Tanzania: Obama's Gone, Poverty Remains
I stood off to the side as my friend Sister Afra brushed off the dirt on the little boy’s sleeve. I listened as she lovingly scolded him in Swahili, the tone and his chagrin translating the universal words.
She explained to me that he disappeared, missing “class,” the daily informal gatherings of ragtag neighborhood kids intent on learning English during winter break. He has no family; he showed up on the doorsteps of this former government building now being converted into a primary school and dorm for young children in Sumbawanga, Tanzania.
I landed in this far western Tanzanian city because of my involvement with Friends of Imiliwaha NFP, a U.S.-based nonprofit supporting health care and educational needs in Tanzania. I met Afra as she studied for 8 years at Benedictine University in Lisle, IL. She’s back in her home country, with 2 graduate degrees in education and incalculable determination, to build and operate a school.
My friends Helen and Julie scraped and caulked windows while I filmed and photographed. Obviously mine was the “cushier” job, although the task of film and photo editing will last longer than it takes them to get the varnish stains out of their fingernails. The thousands of images I captured have changed my mind about poverty and what we can do about it.

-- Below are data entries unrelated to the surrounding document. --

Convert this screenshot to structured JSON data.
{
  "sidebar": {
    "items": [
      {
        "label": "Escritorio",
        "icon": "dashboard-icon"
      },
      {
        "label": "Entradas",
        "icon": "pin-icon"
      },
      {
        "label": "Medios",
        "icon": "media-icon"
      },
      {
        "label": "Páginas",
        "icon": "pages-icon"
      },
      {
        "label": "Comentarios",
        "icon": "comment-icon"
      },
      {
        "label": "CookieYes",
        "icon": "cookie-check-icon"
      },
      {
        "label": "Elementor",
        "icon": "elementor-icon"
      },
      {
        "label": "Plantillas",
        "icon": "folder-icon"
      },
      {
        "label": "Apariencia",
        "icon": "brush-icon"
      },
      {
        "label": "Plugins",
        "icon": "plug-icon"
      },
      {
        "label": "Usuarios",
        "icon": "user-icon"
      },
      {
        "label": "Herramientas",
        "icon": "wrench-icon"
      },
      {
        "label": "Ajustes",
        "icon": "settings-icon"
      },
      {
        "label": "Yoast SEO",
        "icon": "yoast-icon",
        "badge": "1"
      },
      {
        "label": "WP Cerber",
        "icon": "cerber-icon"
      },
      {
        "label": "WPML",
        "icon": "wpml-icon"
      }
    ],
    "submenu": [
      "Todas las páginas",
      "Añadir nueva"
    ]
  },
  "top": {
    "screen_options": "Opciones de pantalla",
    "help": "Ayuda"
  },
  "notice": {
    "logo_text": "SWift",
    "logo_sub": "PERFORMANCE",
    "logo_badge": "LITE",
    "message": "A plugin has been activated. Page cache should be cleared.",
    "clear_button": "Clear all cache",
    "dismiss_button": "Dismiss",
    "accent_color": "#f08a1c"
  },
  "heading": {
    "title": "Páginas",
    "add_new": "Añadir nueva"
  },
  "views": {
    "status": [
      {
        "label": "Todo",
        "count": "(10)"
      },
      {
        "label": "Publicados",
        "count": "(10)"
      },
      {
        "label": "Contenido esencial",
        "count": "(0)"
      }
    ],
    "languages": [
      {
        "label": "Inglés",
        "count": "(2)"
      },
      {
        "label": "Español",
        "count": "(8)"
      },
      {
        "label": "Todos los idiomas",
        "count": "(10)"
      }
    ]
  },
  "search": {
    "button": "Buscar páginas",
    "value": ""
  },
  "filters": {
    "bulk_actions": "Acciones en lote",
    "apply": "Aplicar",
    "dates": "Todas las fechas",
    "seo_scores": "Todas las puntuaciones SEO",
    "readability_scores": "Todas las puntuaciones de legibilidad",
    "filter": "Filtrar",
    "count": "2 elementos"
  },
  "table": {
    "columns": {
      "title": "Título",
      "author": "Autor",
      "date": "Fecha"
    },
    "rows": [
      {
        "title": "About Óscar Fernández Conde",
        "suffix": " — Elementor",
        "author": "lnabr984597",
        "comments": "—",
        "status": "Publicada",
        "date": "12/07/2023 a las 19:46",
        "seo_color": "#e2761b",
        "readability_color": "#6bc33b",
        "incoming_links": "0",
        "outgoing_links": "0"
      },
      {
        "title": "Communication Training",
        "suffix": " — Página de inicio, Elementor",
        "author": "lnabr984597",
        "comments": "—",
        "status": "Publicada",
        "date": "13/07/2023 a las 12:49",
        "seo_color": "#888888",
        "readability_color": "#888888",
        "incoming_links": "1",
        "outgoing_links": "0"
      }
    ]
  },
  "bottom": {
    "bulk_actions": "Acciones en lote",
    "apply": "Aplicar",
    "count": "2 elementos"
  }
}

Long after President Obama’s whirlwind tour to Dar Es Salaam, Tanzania, poverty and corruption will continue their strangleholds on this nation. I find myself with less answers and more questions about macro level dilemmas. Fortunately micro efforts like Afra’s, and the dedication of Friends of Imiliwaha and that of countless other worthy groups, have inspired me immensely, renewing my courage to face the world of domestic family and youth homelessness in my nonprofit HEAR US Inc.
It’s easy to dismiss whole countries for their backward and bumbling civilization. Certainly our experience with haphazard electricity and plumbing in Tanzania would color my review of this nation if not for the deeper picture we were privileged to see—encounters between teacher and student, orphan and health care provider, mourners and comforters. Those images are now in my hands challenging me to share the bigger story.
As in the US, poverty has a chokehold on Tanzania and all developing countries. What enables it to grasp and stifle entire nations is the same—corruption, greed, political dysfunction, disregard for human value, and lack of educational opportunities. Counteracting these evils, in America or across the seas—intrepid integrity, selflessness, education and holding government’s feet to the fire, among other things.
Overwhelming, I know. But the level of difficulty does not daunt people like Afra who see the possibilities in both the discarded young people showing up on their doorsteps and the dilapidated buildings donated by the desperate local authority.
Impossible? I might think so if I hadn’t seen the backbreaking labor and faith-filled fortitude shaping both the foundation of new classrooms and the molding of a compassionate and capable institution to serve the educational needs of this community. Here’s a 5-min. video I made to illustrate these efforts.
How do mere mortals approach such a challenge? I take great inspiration in the words of Rachel Naomi Remen, MD, best-selling author and respected lover of humankind, who points out:
“So perhaps change is less about fixing a broken world and more about uncovering hidden wholeness in all events, all organizations and all people and remembering our personal power to make a difference... Everyone and everything has in it a seed of a greater wholeness, a dream of possibility. Perhaps what I once saw as ‘broken’ or ‘lacking’ might just as easily be seen as the growing edge of things.”